**RECORDED INFORMATION**
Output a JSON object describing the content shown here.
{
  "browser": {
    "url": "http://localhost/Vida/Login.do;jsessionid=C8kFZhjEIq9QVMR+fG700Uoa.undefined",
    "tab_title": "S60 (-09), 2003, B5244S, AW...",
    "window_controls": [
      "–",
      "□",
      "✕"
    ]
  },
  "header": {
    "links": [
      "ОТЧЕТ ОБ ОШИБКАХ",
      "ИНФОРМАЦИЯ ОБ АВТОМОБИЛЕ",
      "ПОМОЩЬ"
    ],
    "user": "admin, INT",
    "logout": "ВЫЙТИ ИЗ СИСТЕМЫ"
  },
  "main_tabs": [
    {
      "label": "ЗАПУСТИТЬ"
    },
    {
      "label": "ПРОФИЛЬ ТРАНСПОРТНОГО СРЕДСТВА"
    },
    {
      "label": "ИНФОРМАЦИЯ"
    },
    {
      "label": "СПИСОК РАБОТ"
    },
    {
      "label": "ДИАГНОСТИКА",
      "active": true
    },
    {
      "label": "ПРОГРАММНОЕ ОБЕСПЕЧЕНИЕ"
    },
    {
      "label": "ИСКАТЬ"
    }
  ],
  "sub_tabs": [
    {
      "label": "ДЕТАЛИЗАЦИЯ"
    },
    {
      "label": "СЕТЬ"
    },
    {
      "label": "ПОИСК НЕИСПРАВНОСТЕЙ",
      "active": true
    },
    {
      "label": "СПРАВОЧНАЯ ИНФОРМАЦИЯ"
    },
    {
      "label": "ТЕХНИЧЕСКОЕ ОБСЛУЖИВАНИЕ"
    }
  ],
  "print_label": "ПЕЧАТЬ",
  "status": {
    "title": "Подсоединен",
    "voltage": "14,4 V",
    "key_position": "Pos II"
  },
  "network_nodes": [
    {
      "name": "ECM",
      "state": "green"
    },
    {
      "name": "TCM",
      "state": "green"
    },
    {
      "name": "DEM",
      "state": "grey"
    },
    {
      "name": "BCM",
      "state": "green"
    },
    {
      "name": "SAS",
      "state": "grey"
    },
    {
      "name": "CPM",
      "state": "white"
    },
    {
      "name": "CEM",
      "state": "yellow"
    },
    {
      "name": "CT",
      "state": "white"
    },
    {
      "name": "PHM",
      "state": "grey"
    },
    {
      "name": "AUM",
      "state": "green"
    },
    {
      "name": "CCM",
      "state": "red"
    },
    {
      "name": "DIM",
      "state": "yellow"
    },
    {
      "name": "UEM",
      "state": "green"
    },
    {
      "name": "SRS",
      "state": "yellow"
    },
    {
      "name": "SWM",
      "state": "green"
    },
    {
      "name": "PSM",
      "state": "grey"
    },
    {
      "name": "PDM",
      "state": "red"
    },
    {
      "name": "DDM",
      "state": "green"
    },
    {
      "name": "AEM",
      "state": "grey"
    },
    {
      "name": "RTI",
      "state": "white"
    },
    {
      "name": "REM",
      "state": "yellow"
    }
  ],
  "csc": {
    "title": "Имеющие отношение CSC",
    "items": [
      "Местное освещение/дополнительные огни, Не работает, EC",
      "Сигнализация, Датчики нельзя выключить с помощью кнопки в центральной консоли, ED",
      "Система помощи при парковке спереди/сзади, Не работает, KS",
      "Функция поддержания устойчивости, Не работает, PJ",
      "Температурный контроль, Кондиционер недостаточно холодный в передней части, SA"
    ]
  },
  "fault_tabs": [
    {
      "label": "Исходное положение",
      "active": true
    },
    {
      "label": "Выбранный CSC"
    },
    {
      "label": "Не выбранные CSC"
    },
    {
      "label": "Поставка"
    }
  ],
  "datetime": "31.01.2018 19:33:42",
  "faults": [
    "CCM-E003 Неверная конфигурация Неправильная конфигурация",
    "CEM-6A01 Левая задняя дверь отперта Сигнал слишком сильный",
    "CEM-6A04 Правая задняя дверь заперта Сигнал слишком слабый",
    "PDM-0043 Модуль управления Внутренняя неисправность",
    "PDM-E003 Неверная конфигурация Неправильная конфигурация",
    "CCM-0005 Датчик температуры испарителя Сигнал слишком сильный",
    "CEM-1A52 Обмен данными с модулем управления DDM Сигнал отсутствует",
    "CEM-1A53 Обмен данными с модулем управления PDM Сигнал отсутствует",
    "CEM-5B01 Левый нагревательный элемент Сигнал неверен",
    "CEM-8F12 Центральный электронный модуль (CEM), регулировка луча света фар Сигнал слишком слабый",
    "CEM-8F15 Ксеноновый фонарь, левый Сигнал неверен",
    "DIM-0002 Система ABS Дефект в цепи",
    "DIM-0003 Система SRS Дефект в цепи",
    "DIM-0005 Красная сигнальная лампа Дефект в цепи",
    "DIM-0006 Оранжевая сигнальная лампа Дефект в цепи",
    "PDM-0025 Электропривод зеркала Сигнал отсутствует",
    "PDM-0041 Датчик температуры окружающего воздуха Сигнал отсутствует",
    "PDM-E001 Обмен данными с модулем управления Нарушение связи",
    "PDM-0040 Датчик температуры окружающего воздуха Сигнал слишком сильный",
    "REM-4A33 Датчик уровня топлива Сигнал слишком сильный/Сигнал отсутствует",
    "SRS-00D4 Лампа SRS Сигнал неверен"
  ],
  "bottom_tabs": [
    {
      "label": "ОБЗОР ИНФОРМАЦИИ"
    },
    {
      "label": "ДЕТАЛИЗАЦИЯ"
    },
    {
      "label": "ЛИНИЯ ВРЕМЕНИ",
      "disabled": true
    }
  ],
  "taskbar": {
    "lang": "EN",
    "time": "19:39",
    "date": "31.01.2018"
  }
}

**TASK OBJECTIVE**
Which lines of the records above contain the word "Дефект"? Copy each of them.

**RESPONSE TO THIS EXERCISE**
    "DIM-0002 Система ABS Дефект в цепи",
    "DIM-0003 Система SRS Дефект в цепи",
    "DIM-0005 Красная сигнальная лампа Дефект в цепи",
    "DIM-0006 Оранжевая сигнальная лампа Дефект в цепи",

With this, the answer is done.